TV Bits: 'Party Of Five', 'Black Mirror', 'Peaky Blinders', 'The Hellfire Club', 'I May Destroy You', 'Turn Up Charlie'

In this edition of TV Bits:

  • The Party of Five reboot has been canceled.
  • Black Mirror: Smithereens will be part of the Emmy TV movie race.
  • Stephen Graham is joining Peaky Blinders.
  • HBO Max is developing a series based on Jake Tapper's novel The Hellfire Club.
  • Watch a trailer for HBO's I May Destroy You.
  • Sorry everyone, but Idris Elba's Netflix DJ show has been canceled.
  • Train To Busan director Yeon Sang-ho is directing a Netflix series.
  • Party of Five Reboot Showrunner InterviewParty of Five got itself a reboot on Freeform, but it appears to have been very shortlived. The series has been canceled after only one season. In this new take on the series, "Five children suddenly find themselves without their parents in this remake of the '90s Fox drama. When their parents are deported back to Mexico, Emilio, Beto, Lucia, Valentina, and Rafael must learn to fend for themselves until they can find a way to get their parents, Javier and Gloria, back into the United States." The show had midlevel ratings to begin with, and those ratings only dropped as the first season went along. black mirror season 6Black Mirror: Smithereens – the episode featuring hot priest Andrew Scott – wants you to call it a movie, not a TV show, thank you very much. Variety says the ep has been submitted to the Emmy Awards in the TV movie and movie/mini categories this year. The episode runs 70 minutes, which is five-minutes shorter than the Emmy rules require to be considered a movie. But Netflix was able to convince the Emmys to allow Smithereens to be included, so good for them, I guess!venom 2 stephen grahamStephen Graham, known for being a great character actor and also wearing shorts to meetings, is joining the cast of Peaky Blinders. In fact, he was supposed to start shooting his part on the show's sixth season by now – but then the coronavirus shut things down. There are no details on Graham's part on the series, but it's safe to assume he'll be in the show whenever it starts back up again.The Hellfire Club, a novel by CNN newsman Jake Tapper, is getting the TV treatment from HBO Max. According to Deadline, Mark L. Smith is handling the adaptation of the book, which "tells the story of Charlie Marder, a young Freshman Congressman who arrives in 1950s Washington D.C. after the mysterious death of his predecessor. Finding himself thrust into the dangerous waters of politics at the height of Joe McCarthy's "Red Scare", he and his zoologist wife Margaret must quickly learn who is friend and who is foe. Amid the swirl of glamorous and powerful political leaders and deal makers, a mysterious fatal car accident thrusts Charlie and Margaret into an underworld of backroom deals, secret societies, and a plot that could change the course of history. When Charlie discovers a conspiracy that reaches the highest levels of governance, he has to fight not only for his principles and his newfound political career, but for his life." HBO Max launches on May 27.

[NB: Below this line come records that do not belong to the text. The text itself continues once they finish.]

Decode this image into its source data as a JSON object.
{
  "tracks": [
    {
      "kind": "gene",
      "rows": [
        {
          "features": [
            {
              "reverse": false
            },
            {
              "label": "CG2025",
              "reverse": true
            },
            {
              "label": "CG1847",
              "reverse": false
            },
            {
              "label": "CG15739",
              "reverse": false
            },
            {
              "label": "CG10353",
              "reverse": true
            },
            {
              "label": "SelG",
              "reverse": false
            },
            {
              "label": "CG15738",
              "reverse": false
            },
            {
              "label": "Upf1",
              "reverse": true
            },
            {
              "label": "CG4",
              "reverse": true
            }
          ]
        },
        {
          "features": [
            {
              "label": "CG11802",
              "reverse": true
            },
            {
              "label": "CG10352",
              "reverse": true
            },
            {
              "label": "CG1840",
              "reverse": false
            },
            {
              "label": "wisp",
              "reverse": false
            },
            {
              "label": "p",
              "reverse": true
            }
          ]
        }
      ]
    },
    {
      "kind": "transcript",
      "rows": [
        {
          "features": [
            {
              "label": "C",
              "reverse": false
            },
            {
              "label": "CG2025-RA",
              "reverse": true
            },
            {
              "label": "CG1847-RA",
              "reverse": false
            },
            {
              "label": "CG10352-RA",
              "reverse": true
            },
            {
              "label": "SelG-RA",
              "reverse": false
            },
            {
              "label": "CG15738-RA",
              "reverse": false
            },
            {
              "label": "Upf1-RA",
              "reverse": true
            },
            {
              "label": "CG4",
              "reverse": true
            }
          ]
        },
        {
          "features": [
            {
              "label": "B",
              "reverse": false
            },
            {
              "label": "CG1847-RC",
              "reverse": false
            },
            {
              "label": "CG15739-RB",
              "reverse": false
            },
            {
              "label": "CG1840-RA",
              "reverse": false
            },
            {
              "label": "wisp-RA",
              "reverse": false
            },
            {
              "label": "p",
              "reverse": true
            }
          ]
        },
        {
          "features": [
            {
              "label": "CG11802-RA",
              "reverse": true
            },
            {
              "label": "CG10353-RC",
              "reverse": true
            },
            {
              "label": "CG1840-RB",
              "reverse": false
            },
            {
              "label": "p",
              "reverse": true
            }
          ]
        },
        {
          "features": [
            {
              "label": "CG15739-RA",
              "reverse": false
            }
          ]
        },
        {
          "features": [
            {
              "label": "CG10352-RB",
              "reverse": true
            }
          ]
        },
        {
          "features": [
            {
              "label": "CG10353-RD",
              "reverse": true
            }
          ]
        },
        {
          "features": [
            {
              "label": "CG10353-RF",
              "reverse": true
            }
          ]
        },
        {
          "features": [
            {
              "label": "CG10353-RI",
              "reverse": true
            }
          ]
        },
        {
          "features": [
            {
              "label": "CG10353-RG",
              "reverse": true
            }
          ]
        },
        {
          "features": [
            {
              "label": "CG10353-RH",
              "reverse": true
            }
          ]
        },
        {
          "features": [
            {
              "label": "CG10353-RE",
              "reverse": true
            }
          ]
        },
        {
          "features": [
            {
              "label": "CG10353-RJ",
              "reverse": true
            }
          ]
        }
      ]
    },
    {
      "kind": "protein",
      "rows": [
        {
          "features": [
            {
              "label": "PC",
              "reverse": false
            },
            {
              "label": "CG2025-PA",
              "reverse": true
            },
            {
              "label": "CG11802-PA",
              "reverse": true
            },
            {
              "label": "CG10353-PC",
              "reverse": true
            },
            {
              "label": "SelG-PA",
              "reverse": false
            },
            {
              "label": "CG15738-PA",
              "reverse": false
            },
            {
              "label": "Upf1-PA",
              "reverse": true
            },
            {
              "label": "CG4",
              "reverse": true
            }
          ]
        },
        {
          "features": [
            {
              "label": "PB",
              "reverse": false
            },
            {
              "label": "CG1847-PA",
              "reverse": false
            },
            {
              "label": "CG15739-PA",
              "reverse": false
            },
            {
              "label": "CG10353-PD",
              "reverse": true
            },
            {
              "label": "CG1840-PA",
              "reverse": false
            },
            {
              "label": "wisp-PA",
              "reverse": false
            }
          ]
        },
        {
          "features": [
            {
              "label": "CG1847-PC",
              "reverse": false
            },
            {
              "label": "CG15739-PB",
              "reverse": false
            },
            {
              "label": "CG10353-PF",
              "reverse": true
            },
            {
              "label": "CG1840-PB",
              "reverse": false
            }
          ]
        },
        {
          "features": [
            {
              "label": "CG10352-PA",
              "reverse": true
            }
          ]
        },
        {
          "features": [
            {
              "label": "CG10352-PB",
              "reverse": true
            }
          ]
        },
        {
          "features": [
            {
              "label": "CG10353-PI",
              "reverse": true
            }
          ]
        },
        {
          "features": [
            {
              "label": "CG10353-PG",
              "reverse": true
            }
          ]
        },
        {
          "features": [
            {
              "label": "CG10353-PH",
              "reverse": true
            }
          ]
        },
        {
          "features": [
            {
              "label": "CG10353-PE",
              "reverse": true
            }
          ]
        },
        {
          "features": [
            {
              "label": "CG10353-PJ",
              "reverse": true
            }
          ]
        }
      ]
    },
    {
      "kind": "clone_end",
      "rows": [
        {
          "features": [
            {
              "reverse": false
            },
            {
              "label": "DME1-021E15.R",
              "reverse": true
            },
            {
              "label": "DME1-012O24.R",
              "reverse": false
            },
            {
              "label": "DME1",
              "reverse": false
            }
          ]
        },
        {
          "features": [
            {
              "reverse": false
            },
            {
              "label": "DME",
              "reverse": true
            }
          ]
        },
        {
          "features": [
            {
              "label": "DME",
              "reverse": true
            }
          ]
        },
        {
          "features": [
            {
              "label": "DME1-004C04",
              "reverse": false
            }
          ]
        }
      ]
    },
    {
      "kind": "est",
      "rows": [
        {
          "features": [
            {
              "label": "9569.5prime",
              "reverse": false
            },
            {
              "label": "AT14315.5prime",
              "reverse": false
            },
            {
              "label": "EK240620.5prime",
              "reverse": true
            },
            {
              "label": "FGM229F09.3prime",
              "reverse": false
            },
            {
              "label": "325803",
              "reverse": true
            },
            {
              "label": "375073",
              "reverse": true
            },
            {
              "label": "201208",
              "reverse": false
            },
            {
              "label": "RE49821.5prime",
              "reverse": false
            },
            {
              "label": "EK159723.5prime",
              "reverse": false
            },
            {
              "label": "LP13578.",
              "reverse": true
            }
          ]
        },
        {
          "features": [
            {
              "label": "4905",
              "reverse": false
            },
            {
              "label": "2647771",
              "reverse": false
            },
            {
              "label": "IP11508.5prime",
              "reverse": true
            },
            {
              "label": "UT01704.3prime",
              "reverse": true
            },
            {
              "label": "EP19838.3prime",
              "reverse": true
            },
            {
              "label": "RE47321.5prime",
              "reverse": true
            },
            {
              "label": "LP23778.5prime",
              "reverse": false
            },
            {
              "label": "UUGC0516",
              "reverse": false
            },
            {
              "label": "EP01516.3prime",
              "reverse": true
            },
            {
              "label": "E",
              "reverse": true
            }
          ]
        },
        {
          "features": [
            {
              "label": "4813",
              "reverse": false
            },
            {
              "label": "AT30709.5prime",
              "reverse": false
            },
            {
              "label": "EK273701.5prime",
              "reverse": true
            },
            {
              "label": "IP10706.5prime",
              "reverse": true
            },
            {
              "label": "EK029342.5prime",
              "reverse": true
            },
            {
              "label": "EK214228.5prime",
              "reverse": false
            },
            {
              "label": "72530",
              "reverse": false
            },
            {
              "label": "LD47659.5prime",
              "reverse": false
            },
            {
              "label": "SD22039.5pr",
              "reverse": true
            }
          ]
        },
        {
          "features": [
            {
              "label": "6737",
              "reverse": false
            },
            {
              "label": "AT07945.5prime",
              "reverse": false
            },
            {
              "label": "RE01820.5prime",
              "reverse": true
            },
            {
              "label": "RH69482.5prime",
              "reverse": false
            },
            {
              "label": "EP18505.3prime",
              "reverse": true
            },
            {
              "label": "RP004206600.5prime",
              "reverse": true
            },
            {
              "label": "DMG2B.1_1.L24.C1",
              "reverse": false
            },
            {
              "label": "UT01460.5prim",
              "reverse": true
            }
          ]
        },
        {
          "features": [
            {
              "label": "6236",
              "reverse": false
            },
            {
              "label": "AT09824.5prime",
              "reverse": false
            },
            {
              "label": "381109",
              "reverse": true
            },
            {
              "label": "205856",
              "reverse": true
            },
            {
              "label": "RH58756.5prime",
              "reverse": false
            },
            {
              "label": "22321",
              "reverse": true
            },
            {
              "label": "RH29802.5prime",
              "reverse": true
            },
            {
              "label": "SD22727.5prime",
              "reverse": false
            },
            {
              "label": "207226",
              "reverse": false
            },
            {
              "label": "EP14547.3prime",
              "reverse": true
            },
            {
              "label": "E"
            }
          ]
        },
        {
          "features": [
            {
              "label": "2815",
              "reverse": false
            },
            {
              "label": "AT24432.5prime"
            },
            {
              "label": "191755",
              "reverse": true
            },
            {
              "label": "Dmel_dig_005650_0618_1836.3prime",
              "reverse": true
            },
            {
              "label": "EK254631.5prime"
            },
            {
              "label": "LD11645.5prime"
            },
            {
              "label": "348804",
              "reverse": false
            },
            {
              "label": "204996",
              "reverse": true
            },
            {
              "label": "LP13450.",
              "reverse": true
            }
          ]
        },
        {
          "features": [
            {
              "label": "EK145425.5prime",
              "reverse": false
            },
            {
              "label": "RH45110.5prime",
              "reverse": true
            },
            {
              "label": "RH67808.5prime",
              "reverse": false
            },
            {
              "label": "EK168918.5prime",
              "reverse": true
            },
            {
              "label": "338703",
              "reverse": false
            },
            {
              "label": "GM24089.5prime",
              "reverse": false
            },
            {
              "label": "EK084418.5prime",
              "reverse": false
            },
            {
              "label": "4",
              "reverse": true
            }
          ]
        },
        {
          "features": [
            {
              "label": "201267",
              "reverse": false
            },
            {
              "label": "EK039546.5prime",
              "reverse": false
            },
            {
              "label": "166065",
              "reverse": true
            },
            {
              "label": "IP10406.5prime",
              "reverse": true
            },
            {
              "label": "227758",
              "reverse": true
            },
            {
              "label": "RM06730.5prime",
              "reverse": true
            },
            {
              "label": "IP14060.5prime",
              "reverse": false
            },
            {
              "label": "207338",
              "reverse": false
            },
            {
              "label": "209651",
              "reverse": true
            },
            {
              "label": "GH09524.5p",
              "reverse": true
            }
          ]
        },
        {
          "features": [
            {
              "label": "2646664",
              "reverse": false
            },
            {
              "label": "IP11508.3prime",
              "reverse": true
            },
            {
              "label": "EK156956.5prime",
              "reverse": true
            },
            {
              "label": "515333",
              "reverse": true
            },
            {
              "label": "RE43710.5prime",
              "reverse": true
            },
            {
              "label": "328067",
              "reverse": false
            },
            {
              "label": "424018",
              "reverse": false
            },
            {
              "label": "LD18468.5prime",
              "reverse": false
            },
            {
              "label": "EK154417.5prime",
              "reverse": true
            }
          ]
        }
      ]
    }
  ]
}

    Above you can see the trailer for I May Destroy You, "A fearless, frank and provocative half-hour series exploring the question of sexual consent and where, in the new landscape of dating and relationships, the distinction between liberation and exploitation lies. Set in London, where gratification is only an app away, the story centers on Arabella (Michaela Coel), a carefree, self-assured Londoner with a group of great friends, a boyfriend in Italy, and a burgeoning writing career. But when her drink is spiked with a date-rape drug, she must question and rebuild every element of her life." The series debuts on HBO June 7.

    Turn Up Charlie

    You probably forget this already, but Idris Elba has his own show on Netflix where he plays a DJ. It's called Turn Up Charlie, and it looks like it only lasted for one season. Netflix has canceled the show, releasing the following statement:

    "Turn Up Charlie will not return for a second season. We're especially grateful to star and executive producer Idris Elba, who turned his passion for DJing into a witty, heartwarming comedy series. We're also thankful to executive producers Gary Reich and Tristram Shapeero and co-executive producers Martin Joyce and Ana Garanito, along with the dedicated cast and crew, for bringing this story to life on Netflix. We look forward to continuing our relationship with Idris on future projects."

    streaming horror train to busan

    Korean director Yeon Sang-ho, the filmmaker behind the excellent Train to Busan, is working on a Netflix show called Hellbound. Screen Daily says the show "will tell a story of surviving under social chaos, when a group of supernatural beings appear and condemn people to hell. A new religious group interprets them as the will of the divine." I immediately want to see this.